A few months ago I signed up for an emusic.com subscription. For about $10 a month, you get the right to download 40 MP3s a month that are yours to keep. At 25 cents a track, it’s a great deal as long as the site has enough music that interests you to keep your queue full. So far, so good.
The one catch is that the 40 downloads are “use them or lose them”. When your account rolls over, you lose any downloads that you didn’t consume. I’ve been good about using all of my downloads every month, so that hasn’t been a problem, but if you’re the kind of person who loses track of this sort of thing, emusic is a good way to spend money without getting any value in return.
The one thing I can’t comment on is the quality of the MP3s, beyond saying that they’re good enough for me. I suspect that audiophiles may differ.
If your music interests center on major label releases, emusic is probably not for you. If you like old stuff, obscure stuff, and indie releases, you’ll probably be pretty happy. I’m still working through the backlog of stuff that I know I want, so I haven’t done much exploring, but emusic has a lot of ways to find music that interests you if you don’t know what you want already. That said, I downloaded an album from Jon Langford’s list of 12 recommendations, and this month Ed Ward has a really good looking list of old country albums that interests me.

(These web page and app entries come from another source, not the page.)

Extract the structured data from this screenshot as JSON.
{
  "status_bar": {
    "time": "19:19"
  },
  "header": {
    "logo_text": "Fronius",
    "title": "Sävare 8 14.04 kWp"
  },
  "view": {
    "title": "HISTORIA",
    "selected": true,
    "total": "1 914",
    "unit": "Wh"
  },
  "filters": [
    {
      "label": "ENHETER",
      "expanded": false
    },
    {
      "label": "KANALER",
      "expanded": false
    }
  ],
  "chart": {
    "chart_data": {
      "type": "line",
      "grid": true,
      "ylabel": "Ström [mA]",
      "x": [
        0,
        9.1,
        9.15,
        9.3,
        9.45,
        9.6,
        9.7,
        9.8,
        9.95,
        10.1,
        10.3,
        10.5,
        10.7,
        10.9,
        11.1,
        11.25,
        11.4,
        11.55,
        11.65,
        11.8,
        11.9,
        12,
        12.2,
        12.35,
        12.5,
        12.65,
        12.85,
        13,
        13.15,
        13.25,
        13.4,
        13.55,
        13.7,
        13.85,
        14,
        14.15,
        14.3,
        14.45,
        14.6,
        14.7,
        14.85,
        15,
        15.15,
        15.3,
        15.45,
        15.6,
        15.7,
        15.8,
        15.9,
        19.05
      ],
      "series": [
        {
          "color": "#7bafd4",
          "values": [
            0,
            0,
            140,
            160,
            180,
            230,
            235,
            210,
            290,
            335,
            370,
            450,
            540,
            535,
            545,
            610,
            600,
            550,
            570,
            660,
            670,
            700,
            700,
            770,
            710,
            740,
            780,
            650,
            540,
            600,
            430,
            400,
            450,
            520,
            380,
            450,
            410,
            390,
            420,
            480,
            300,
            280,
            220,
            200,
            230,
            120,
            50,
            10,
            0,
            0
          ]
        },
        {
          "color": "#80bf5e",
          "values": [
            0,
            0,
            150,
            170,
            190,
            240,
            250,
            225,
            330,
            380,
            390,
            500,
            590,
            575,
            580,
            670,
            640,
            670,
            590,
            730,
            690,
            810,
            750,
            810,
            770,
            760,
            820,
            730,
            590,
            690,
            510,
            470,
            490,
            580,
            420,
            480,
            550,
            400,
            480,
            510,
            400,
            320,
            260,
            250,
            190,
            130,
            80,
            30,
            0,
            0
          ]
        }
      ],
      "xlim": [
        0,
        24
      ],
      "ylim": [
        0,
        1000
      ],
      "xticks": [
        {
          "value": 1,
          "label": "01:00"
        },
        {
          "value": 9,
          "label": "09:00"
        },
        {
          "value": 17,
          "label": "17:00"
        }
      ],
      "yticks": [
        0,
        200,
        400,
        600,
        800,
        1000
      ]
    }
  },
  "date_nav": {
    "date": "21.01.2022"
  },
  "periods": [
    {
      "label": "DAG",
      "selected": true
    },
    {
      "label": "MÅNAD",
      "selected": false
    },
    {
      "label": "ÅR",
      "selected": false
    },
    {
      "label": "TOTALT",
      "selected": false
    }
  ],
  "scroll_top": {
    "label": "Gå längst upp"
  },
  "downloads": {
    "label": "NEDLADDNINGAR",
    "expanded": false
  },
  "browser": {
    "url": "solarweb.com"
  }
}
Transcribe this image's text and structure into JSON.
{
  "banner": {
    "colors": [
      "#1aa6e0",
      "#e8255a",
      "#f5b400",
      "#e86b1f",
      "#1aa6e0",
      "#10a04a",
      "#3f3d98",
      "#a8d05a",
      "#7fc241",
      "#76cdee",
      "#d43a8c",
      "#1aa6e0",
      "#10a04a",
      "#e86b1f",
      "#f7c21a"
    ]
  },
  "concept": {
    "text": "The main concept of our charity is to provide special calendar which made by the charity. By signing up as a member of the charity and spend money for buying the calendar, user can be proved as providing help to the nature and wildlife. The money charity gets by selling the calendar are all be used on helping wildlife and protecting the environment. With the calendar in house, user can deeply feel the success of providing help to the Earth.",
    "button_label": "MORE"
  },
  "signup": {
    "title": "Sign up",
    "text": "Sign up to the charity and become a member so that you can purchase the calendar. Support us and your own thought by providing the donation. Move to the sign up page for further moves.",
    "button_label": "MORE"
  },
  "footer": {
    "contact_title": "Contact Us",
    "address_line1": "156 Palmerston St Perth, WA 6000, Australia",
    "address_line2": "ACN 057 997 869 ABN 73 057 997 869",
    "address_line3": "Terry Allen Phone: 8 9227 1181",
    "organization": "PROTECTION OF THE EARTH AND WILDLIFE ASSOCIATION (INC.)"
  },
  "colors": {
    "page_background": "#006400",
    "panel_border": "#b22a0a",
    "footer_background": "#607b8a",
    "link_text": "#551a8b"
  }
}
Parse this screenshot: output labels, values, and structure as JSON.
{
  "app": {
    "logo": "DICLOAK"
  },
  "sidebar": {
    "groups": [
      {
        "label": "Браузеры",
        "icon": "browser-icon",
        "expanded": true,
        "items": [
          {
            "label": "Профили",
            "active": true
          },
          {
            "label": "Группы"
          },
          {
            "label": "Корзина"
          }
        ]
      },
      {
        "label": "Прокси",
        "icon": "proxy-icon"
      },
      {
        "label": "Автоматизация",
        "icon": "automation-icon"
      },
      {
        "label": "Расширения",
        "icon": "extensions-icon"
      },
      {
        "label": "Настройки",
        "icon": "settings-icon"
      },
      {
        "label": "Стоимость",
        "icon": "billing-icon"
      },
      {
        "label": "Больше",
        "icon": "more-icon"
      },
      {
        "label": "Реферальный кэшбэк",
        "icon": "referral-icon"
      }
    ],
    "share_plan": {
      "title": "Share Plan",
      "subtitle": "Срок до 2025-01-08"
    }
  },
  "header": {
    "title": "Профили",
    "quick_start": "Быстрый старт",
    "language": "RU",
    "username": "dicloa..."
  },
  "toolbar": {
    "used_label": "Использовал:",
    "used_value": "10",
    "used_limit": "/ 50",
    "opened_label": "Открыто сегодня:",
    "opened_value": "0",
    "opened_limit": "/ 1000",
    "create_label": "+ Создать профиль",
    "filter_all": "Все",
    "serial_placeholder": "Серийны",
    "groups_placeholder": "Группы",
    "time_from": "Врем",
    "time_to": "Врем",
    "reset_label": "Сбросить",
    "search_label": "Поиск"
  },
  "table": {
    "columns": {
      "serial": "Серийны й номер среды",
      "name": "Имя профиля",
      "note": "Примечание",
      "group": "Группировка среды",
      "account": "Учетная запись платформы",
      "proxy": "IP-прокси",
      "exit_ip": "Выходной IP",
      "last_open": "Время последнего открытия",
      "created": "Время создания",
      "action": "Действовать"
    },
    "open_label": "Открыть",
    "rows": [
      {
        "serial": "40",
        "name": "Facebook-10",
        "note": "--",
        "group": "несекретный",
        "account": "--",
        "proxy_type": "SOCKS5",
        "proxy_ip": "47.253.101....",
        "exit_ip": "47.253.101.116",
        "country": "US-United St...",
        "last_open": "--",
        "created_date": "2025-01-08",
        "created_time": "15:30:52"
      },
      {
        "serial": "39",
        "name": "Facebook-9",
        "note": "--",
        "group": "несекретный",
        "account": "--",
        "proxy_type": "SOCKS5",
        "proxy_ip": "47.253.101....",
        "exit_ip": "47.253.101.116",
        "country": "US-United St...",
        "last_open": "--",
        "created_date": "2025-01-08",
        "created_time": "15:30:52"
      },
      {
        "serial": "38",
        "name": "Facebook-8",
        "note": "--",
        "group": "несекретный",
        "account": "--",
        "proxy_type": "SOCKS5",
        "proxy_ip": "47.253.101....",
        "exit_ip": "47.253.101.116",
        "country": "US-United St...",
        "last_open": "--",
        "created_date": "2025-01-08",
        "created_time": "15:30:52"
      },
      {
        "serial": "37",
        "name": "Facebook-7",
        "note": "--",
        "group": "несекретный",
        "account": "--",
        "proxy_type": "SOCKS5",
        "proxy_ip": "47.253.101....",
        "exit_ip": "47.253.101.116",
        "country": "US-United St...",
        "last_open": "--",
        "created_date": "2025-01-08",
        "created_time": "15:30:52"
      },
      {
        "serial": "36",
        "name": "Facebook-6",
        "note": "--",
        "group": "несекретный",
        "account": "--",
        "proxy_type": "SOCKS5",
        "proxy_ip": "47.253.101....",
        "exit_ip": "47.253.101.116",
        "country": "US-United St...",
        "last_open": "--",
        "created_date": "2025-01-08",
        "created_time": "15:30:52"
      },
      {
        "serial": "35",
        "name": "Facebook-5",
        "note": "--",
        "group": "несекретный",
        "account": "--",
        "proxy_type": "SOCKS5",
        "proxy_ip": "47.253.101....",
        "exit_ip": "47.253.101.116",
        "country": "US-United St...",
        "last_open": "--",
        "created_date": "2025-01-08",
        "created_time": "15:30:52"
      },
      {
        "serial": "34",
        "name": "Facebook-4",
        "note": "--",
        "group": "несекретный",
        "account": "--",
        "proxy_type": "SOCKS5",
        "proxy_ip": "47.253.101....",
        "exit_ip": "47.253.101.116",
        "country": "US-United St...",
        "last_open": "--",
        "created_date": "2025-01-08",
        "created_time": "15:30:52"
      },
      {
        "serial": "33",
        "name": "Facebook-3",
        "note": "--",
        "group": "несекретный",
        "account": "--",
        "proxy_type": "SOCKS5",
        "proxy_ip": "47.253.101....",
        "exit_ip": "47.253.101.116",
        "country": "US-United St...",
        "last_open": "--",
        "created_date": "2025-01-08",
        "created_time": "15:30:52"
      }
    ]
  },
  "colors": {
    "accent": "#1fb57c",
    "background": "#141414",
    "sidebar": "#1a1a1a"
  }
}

My mode of use for the site is to wait most of the month to see if there are any “instant gratification” tracks that appeal to me. If so, I download them. Toward the end of the month I go download some tracks that I have in my queue to use up my quota, then I start again the next month.
The problem I’m running into now is in assimilating new music into my collection. I generally buy Paste magazine, which adds 20 songs or so to my collection every other month, and now I’m downloading 40 tracks a month from emusic. Listening to the songs enough to decide how to rate them is work, and I worry about getting behind.